Noble Environmental Power LLC, a wind-energy company backed by billionaire Michael Dell that filed for bankruptcy protection on Thursday, said it doesn’t expect any resistance from minority shareholders as it goes forward with a debt-for-equity restructuring deal that stands to benefit only one of its equity holders.

Noble lawyer Neil Herman, of the firm Morgan, Lewis & Bockius LLP, said at a hearing Friday in U.S. Bankruptcy Court in Wilmington, Del., that the wind-energy company has already struck an “agreement” with minority shareholders J.P. Morgan Chase & Co. and the Canada Pension Plan Investment Board regarding the wind-farm operator’s balance-sheet restructuring.

Mr. Herman said the company’s other minority shareholders, who, like J.P. Morgan and the pension plan will be wiped out under the proposal, have been informed of the plan.

“They’re very small holders….We don’t expect there to be a fight, but you never know,” Mr. Herman told Judge Kevin Gross.

Noble Environmental, a Centerbrook, Conn., holding company for a group of wind-farm operations in New York and Texas, filed for bankruptcy to implement a restructuring deal with its majority owner, MSD Capital.

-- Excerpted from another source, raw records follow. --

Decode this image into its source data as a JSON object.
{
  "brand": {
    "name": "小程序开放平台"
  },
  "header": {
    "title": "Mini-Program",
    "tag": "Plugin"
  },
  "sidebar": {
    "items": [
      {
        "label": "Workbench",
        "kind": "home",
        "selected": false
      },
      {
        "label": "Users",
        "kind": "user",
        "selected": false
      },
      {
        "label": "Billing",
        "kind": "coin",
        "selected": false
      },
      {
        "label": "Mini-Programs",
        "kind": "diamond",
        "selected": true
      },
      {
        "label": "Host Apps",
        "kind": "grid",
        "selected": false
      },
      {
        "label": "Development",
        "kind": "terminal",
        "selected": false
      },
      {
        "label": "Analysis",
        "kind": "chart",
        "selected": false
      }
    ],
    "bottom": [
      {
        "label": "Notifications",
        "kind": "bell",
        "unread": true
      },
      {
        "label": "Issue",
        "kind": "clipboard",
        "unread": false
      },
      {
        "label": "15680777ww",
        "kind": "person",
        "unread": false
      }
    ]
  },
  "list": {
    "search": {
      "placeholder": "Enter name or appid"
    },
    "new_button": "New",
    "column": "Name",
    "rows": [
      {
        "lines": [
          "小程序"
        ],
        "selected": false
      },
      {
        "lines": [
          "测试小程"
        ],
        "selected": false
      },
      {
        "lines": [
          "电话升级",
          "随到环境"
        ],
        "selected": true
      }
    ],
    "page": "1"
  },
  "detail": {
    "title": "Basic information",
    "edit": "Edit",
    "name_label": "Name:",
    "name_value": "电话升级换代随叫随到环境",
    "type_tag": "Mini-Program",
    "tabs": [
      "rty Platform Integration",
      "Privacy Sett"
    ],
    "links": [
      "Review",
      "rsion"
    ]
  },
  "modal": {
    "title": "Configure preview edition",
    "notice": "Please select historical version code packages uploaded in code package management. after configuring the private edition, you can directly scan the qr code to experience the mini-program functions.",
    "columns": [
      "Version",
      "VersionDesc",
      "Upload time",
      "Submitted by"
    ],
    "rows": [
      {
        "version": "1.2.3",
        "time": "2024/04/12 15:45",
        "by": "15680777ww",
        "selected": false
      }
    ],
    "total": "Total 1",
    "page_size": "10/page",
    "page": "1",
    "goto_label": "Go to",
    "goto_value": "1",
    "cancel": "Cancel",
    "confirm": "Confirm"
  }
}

MSD Capital is a private investment firm established in 1998 to exclusively manage the money of Mr. Dell, who took his namesake computer company private in 2013 for $25 billion, and his family.

MSD, which already owns 54% of Noble, will take a 100% stake in the reorganized wind-energy company under the plan. As part of the deal, the investment firm will forgive about 10%, or $21.5 million, of the $215 million in debt it is owed, according to court papers.

Founded in 2004, Noble is a holding company for seven wind parks in New York and Texas, capable of generating 726 megawatts of energy. The wind-power company’s subsidiaries, which own and operate the seven wind farms, didn’t file for bankruptcy.

Among Noble Environmental’s most valuable assets, according to court papers, are $691 million in so-called net operating losses, which a reorganized company can use to offset future taxes.

The company is hoping for a quick trip through bankruptcy. It expects to be finished with its chapter 11 case by the end of the year.